• _What to produce_: With the images set aside, retype every record below character for character.

• _Source data_:
▬▬▬
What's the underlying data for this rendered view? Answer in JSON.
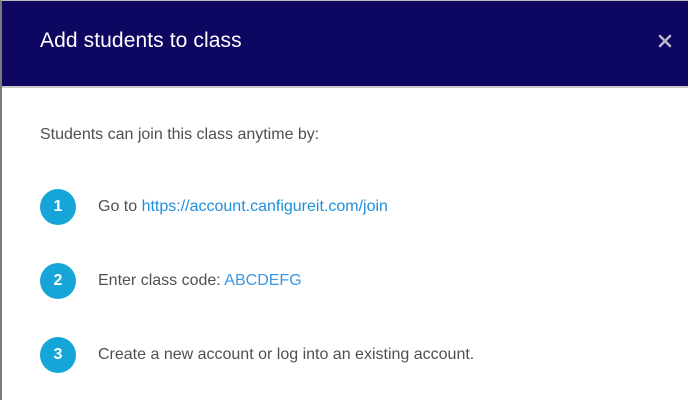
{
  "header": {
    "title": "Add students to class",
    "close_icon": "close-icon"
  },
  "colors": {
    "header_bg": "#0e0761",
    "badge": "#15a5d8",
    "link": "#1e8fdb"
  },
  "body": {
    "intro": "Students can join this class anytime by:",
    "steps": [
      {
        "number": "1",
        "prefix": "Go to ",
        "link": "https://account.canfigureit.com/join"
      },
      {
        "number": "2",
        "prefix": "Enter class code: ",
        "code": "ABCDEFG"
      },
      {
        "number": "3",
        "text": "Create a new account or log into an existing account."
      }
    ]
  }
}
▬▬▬
• _Answer section_:
What's the underlying data for this rendered view? Answer in JSON.
{
  "header": {
    "title": "Add students to class",
    "close_icon": "close-icon"
  },
  "colors": {
    "header_bg": "#0e0761",
    "badge": "#15a5d8",
    "link": "#1e8fdb"
  },
  "body": {
    "intro": "Students can join this class anytime by:",
    "steps": [
      {
        "number": "1",
        "prefix": "Go to ",
        "link": "https://account.canfigureit.com/join"
      },
      {
        "number": "2",
        "prefix": "Enter class code: ",
        "code": "ABCDEFG"
      },
      {
        "number": "3",
        "text": "Create a new account or log into an existing account."
      }
    ]
  }
}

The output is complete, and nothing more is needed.